◆ **DATA EXTRACT**
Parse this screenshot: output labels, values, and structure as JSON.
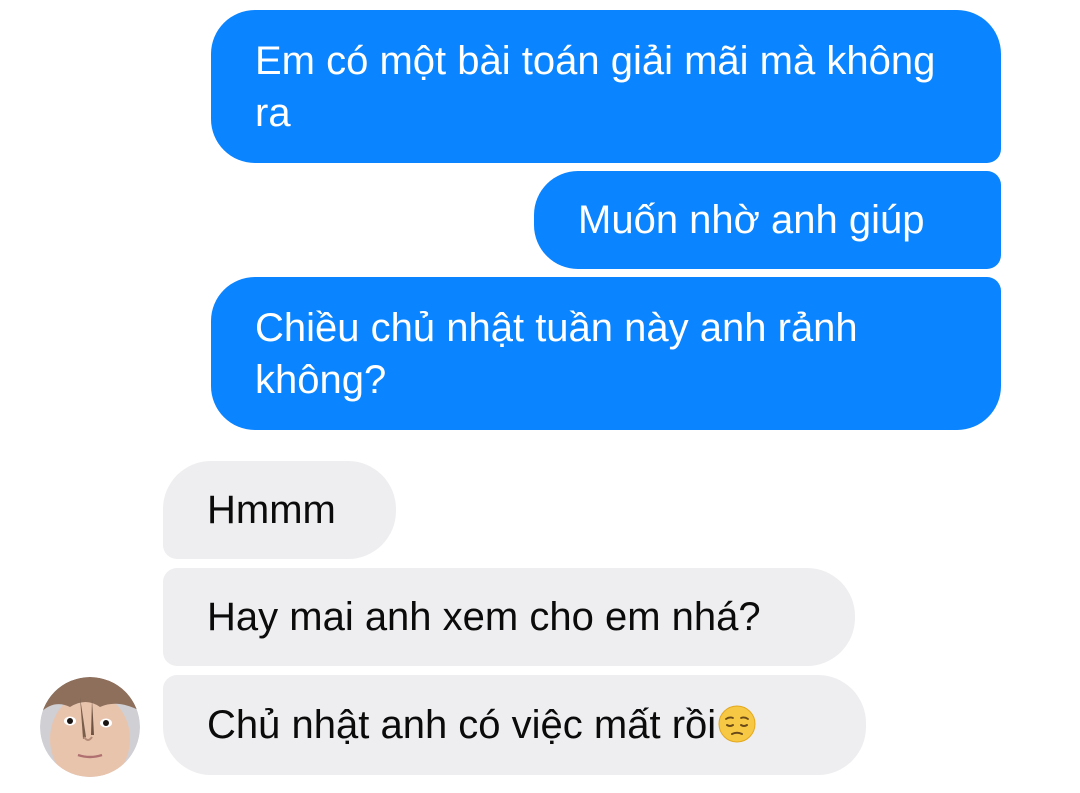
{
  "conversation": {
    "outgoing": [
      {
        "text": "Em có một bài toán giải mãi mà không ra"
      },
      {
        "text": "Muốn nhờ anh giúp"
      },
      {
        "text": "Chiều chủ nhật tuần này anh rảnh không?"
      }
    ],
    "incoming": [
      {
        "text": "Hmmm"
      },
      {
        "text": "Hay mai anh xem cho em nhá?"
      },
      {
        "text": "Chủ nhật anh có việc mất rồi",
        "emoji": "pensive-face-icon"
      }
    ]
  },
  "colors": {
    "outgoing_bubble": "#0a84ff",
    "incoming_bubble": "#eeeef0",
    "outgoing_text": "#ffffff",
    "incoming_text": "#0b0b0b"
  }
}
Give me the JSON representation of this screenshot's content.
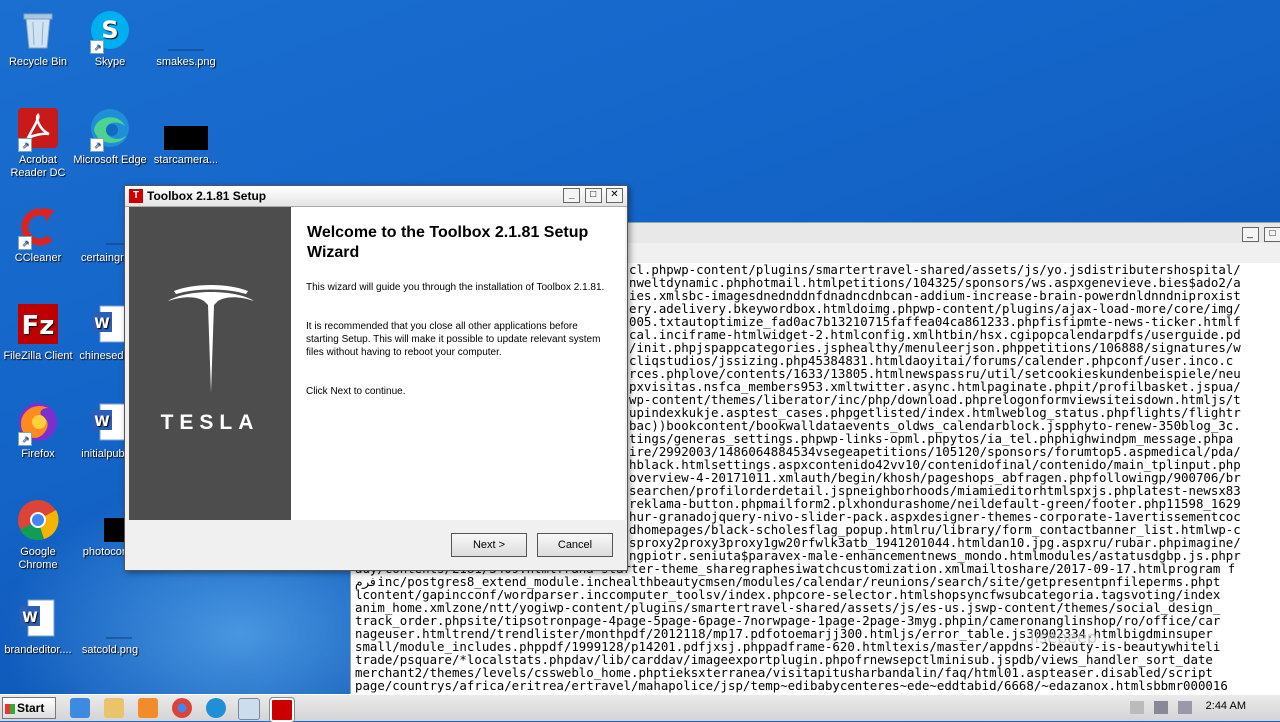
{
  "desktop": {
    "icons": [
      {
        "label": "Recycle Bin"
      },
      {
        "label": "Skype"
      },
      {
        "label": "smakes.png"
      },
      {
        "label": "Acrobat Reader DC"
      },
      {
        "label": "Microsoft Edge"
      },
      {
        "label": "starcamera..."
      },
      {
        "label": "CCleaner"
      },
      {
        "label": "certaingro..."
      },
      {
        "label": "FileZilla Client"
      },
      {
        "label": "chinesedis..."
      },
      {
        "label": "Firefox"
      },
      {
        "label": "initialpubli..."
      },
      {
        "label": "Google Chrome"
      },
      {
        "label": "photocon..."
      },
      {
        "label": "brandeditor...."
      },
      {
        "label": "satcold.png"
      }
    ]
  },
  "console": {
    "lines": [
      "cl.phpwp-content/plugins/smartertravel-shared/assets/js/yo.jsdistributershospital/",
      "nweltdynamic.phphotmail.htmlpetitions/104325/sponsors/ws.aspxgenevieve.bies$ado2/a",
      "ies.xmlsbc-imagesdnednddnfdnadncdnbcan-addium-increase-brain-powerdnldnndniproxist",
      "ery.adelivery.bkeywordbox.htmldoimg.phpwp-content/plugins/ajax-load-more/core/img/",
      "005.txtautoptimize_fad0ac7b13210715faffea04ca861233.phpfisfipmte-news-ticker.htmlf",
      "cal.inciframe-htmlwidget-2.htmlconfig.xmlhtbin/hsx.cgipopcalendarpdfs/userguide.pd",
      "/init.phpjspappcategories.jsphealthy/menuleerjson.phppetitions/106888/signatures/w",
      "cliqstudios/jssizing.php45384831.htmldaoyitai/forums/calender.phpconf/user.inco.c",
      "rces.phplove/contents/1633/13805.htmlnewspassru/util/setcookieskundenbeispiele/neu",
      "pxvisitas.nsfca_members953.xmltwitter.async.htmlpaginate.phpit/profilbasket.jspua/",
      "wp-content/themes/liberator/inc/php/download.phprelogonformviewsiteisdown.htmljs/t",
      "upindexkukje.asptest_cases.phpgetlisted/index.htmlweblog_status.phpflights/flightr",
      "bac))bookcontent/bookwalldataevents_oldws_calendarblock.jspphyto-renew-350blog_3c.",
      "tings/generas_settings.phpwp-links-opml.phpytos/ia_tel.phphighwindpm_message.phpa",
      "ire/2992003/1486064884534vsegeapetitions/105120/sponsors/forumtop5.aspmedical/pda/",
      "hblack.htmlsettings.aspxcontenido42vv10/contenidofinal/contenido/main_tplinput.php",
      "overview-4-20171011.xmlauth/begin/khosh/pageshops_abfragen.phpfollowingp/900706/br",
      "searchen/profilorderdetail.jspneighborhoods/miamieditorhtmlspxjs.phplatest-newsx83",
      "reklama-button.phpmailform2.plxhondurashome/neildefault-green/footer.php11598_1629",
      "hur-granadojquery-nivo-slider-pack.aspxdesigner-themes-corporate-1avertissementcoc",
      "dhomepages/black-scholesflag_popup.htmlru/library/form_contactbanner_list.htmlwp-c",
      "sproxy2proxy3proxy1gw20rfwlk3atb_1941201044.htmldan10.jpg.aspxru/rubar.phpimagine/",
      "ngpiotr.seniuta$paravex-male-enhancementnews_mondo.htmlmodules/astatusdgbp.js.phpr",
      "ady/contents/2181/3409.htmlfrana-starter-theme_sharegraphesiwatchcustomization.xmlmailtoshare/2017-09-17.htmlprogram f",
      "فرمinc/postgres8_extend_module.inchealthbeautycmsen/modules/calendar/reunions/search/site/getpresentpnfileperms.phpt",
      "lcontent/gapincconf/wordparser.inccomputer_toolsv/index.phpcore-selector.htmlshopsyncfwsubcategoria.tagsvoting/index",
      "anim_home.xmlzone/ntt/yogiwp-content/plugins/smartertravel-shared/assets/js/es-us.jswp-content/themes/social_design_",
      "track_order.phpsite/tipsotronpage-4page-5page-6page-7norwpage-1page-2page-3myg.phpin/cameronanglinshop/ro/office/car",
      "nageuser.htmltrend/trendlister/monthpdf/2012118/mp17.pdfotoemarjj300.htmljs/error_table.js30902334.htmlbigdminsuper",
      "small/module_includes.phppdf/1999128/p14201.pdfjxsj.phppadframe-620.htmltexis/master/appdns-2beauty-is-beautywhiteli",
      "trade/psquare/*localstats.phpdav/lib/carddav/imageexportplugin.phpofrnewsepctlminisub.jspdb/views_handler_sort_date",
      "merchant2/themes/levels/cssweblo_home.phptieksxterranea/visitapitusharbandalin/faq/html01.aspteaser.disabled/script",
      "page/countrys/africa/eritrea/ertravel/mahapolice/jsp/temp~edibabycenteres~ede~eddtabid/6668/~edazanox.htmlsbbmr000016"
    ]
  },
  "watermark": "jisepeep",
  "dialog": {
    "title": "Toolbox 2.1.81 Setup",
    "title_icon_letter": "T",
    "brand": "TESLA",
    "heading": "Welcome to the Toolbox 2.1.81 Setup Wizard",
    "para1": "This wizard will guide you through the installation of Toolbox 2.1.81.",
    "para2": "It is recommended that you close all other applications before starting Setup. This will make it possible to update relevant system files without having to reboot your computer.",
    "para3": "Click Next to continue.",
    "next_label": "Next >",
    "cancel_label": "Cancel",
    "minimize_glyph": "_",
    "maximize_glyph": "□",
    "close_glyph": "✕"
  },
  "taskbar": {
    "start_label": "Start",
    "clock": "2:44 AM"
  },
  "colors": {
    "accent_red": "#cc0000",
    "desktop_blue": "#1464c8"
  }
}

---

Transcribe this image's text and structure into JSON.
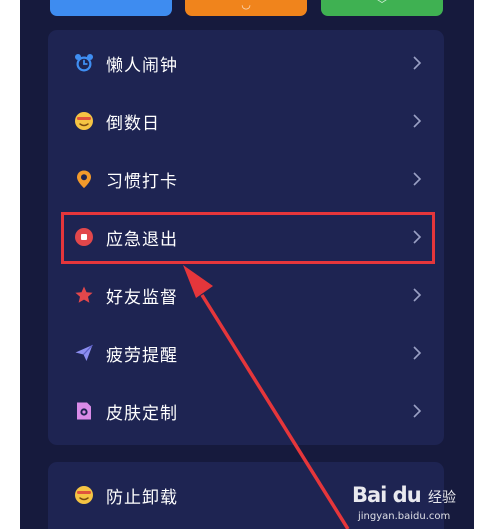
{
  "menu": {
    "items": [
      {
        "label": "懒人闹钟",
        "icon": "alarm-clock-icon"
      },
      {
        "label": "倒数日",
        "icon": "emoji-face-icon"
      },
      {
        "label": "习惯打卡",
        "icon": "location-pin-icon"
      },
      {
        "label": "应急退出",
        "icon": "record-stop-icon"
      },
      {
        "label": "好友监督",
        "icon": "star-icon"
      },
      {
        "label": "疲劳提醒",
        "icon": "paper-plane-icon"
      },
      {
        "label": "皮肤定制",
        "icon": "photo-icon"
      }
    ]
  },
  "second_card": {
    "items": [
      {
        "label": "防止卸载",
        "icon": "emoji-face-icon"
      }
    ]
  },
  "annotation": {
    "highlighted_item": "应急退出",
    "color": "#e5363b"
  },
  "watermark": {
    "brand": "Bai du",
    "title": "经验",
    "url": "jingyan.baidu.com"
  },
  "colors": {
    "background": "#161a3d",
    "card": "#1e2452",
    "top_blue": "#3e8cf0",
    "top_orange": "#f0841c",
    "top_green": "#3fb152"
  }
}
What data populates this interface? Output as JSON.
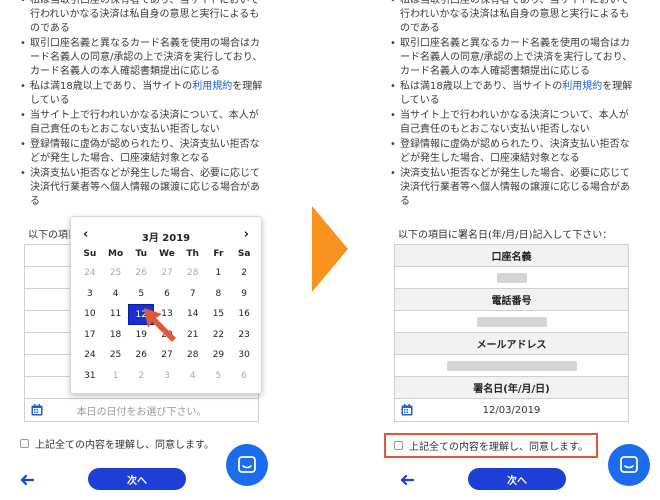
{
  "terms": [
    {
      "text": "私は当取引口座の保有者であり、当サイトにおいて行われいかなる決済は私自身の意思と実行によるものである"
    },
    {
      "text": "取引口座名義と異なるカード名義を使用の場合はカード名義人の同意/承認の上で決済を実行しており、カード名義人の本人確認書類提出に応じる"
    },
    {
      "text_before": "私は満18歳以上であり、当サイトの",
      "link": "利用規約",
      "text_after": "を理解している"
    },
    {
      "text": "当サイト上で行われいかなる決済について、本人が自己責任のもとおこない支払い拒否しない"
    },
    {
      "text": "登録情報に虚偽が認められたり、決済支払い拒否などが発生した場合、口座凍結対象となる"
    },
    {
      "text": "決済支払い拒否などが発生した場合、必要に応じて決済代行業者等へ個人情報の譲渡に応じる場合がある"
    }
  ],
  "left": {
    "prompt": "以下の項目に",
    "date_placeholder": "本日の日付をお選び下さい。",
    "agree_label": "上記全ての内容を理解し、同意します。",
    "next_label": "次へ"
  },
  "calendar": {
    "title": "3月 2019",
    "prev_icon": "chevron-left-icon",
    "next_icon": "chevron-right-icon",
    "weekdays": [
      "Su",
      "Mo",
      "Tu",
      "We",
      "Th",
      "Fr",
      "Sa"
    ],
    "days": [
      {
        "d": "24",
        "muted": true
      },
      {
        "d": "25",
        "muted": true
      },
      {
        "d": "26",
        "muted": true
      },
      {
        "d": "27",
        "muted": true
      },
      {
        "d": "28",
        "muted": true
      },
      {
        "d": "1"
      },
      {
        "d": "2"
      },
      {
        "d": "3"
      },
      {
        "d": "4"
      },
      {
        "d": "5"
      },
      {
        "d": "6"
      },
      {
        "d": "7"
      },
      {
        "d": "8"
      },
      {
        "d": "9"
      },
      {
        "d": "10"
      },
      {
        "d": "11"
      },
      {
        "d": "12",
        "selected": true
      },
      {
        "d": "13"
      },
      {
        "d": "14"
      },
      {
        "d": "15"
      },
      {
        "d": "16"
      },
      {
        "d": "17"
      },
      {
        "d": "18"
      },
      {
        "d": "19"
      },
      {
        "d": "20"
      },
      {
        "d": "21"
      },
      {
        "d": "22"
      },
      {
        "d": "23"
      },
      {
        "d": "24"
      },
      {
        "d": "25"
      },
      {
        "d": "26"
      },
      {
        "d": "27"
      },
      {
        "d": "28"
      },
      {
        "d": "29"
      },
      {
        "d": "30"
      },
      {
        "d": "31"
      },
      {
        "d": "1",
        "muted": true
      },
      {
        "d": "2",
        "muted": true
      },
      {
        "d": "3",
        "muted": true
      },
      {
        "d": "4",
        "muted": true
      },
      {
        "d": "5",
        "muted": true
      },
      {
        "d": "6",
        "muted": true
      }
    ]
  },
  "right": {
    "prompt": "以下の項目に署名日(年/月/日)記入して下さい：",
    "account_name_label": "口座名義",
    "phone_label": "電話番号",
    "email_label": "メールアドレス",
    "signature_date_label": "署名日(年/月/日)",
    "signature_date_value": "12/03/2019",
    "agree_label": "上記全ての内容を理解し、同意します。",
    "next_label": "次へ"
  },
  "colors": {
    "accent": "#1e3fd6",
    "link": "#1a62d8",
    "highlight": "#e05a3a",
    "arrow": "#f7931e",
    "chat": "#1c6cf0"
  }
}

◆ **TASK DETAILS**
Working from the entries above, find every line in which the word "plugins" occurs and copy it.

◆ **YOUR RESPONSE**
      "cl.phpwp-content/plugins/smartertravel-shared/assets/js/yo.jsdistributershospital/",
      "ery.adelivery.bkeywordbox.htmldoimg.phpwp-content/plugins/ajax-load-more/core/img/",
      "anim_home.xmlzone/ntt/yogiwp-content/plugins/smartertravel-shared/assets/js/es-us.jswp-content/themes/social_design_",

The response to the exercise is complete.